An example of this lies in the way that many of these smart cities replace human workers with disembodied voices — “Alexa we need more toilet roll” — like those used to control the Amazon Echo listening device — the high priestess of smart home. These disembodied voices travel at the speed of light to cavernous, so-called “fulfilment centres”, where an invisible workforce are called into action by our buy-it-now, one-click impulse commands; moving robotically down seemingly endless aisles of algorithmically organised products arranged according to purchase preferences the like of which we never knew we had — someone who buys a crime novel might be more likely to go on and buy cat food, a wireless router, a teapot and a screwdriver. 

Oh to be the archeologists of the future who while digging through mounds of silicon dust happen upon these vast repositories of disembodies voices. That the digital is inherently material and the binary of virtual/real does not hold — there is no cyberspace, just space. Space that is being increasingly populated by technologies that want to watch you, listen to you, get to know you and sense your presence.

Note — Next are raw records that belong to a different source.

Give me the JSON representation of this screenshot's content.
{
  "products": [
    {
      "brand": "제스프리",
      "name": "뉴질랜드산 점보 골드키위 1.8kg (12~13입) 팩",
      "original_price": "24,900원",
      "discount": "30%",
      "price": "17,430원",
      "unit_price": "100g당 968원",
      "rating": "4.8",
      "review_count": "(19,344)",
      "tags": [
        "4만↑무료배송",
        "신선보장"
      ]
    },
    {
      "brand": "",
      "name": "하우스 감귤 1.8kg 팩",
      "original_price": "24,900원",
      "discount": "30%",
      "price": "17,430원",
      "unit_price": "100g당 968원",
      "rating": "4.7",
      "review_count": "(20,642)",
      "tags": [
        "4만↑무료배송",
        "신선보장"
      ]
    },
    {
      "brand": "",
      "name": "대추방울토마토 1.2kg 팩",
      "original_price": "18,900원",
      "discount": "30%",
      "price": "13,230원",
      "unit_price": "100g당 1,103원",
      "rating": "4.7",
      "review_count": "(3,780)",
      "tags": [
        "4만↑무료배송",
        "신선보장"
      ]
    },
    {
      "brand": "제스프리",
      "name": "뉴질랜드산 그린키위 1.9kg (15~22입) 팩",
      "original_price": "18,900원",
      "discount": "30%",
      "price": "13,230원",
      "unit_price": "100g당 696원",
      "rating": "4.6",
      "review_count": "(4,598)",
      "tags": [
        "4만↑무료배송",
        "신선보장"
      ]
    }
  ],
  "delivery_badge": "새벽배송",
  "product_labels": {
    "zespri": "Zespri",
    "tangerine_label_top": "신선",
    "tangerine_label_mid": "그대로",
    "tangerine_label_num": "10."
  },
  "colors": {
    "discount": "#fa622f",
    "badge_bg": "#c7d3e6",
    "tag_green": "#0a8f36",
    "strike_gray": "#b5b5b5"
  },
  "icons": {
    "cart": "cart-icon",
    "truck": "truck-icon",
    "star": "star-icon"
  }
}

One project looking to solve some of the problems of smart cities is that of the development of a “clinic of contribution” within Pleine Commune in greater Paris (an area where one in three live in poverty).This attempts to deal with issues of communication between parents and children where the widespread use of smartphones as parental devices from infancy is having effects on the attention of young children and on the communicative abilities between parents and children. 

This in turn forms part of a wider project in the area that Stiegler describes as “installing a true urban intelligence”, which moves beyond what he sees as the bankrupt idea of smart cities. The aim is to create a “contributory income” in the area that responds to the loss of salaried jobs due to automation and the growth and spread of digitisation. 

The idea being that an income could be paid to residents, on the condition that they perform a service to society. This, if you are unemployed, living in poverty and urban deprivation, sounds like quite a simple and smart idea to try and solve some of the dumb effcts of the digital technology that's implemented in cities under the ideology of being “smart”.